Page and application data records
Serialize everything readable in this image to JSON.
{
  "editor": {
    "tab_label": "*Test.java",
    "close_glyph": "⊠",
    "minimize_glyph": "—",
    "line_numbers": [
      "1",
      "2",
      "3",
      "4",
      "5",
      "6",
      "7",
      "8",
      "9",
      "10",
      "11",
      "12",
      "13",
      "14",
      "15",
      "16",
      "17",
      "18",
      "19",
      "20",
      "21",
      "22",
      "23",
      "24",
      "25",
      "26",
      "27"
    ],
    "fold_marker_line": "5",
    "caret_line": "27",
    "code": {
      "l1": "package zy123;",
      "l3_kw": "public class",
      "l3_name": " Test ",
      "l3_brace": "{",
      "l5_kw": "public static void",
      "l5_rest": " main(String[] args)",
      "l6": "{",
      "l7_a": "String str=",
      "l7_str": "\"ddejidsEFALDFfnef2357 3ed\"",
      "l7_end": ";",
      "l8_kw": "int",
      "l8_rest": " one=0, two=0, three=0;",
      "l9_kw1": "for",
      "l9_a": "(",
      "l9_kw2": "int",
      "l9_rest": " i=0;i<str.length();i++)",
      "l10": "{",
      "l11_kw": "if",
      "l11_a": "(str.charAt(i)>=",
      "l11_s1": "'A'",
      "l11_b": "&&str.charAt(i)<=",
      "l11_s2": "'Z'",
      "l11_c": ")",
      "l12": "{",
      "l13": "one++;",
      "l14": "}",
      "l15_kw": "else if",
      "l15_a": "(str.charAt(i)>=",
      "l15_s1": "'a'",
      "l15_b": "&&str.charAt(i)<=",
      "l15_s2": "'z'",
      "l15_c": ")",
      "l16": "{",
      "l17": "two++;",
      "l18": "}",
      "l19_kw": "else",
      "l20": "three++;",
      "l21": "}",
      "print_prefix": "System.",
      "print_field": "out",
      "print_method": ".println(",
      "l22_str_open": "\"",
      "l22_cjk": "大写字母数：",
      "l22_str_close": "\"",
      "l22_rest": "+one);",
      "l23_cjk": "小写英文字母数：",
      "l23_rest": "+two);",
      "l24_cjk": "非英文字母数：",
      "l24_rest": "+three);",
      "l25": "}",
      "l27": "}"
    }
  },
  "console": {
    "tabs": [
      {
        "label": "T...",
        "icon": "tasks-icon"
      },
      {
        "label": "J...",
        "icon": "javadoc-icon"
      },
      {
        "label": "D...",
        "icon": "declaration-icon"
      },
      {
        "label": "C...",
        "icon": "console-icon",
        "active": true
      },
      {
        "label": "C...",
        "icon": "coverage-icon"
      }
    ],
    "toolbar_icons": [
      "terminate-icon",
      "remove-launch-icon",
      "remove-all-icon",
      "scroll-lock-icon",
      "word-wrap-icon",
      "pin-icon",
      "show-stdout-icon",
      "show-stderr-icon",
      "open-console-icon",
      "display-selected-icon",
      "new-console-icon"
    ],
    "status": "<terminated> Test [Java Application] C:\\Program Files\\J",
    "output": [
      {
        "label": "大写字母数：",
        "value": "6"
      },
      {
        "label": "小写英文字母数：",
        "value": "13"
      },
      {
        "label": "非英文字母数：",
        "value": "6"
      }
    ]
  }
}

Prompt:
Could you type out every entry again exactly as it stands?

Solution to this exercise:
Serialize everything readable in this image to JSON.
{
  "editor": {
    "tab_label": "*Test.java",
    "close_glyph": "⊠",
    "minimize_glyph": "—",
    "line_numbers": [
      "1",
      "2",
      "3",
      "4",
      "5",
      "6",
      "7",
      "8",
      "9",
      "10",
      "11",
      "12",
      "13",
      "14",
      "15",
      "16",
      "17",
      "18",
      "19",
      "20",
      "21",
      "22",
      "23",
      "24",
      "25",
      "26",
      "27"
    ],
    "fold_marker_line": "5",
    "caret_line": "27",
    "code": {
      "l1": "package zy123;",
      "l3_kw": "public class",
      "l3_name": " Test ",
      "l3_brace": "{",
      "l5_kw": "public static void",
      "l5_rest": " main(String[] args)",
      "l6": "{",
      "l7_a": "String str=",
      "l7_str": "\"ddejidsEFALDFfnef2357 3ed\"",
      "l7_end": ";",
      "l8_kw": "int",
      "l8_rest": " one=0, two=0, three=0;",
      "l9_kw1": "for",
      "l9_a": "(",
      "l9_kw2": "int",
      "l9_rest": " i=0;i<str.length();i++)",
      "l10": "{",
      "l11_kw": "if",
      "l11_a": "(str.charAt(i)>=",
      "l11_s1": "'A'",
      "l11_b": "&&str.charAt(i)<=",
      "l11_s2": "'Z'",
      "l11_c": ")",
      "l12": "{",
      "l13": "one++;",
      "l14": "}",
      "l15_kw": "else if",
      "l15_a": "(str.charAt(i)>=",
      "l15_s1": "'a'",
      "l15_b": "&&str.charAt(i)<=",
      "l15_s2": "'z'",
      "l15_c": ")",
      "l16": "{",
      "l17": "two++;",
      "l18": "}",
      "l19_kw": "else",
      "l20": "three++;",
      "l21": "}",
      "print_prefix": "System.",
      "print_field": "out",
      "print_method": ".println(",
      "l22_str_open": "\"",
      "l22_cjk": "大写字母数：",
      "l22_str_close": "\"",
      "l22_rest": "+one);",
      "l23_cjk": "小写英文字母数：",
      "l23_rest": "+two);",
      "l24_cjk": "非英文字母数：",
      "l24_rest": "+three);",
      "l25": "}",
      "l27": "}"
    }
  },
  "console": {
    "tabs": [
      {
        "label": "T...",
        "icon": "tasks-icon"
      },
      {
        "label": "J...",
        "icon": "javadoc-icon"
      },
      {
        "label": "D...",
        "icon": "declaration-icon"
      },
      {
        "label": "C...",
        "icon": "console-icon",
        "active": true
      },
      {
        "label": "C...",
        "icon": "coverage-icon"
      }
    ],
    "toolbar_icons": [
      "terminate-icon",
      "remove-launch-icon",
      "remove-all-icon",
      "scroll-lock-icon",
      "word-wrap-icon",
      "pin-icon",
      "show-stdout-icon",
      "show-stderr-icon",
      "open-console-icon",
      "display-selected-icon",
      "new-console-icon"
    ],
    "status": "<terminated> Test [Java Application] C:\\Program Files\\J",
    "output": [
      {
        "label": "大写字母数：",
        "value": "6"
      },
      {
        "label": "小写英文字母数：",
        "value": "13"
      },
      {
        "label": "非英文字母数：",
        "value": "6"
      }
    ]
  }
}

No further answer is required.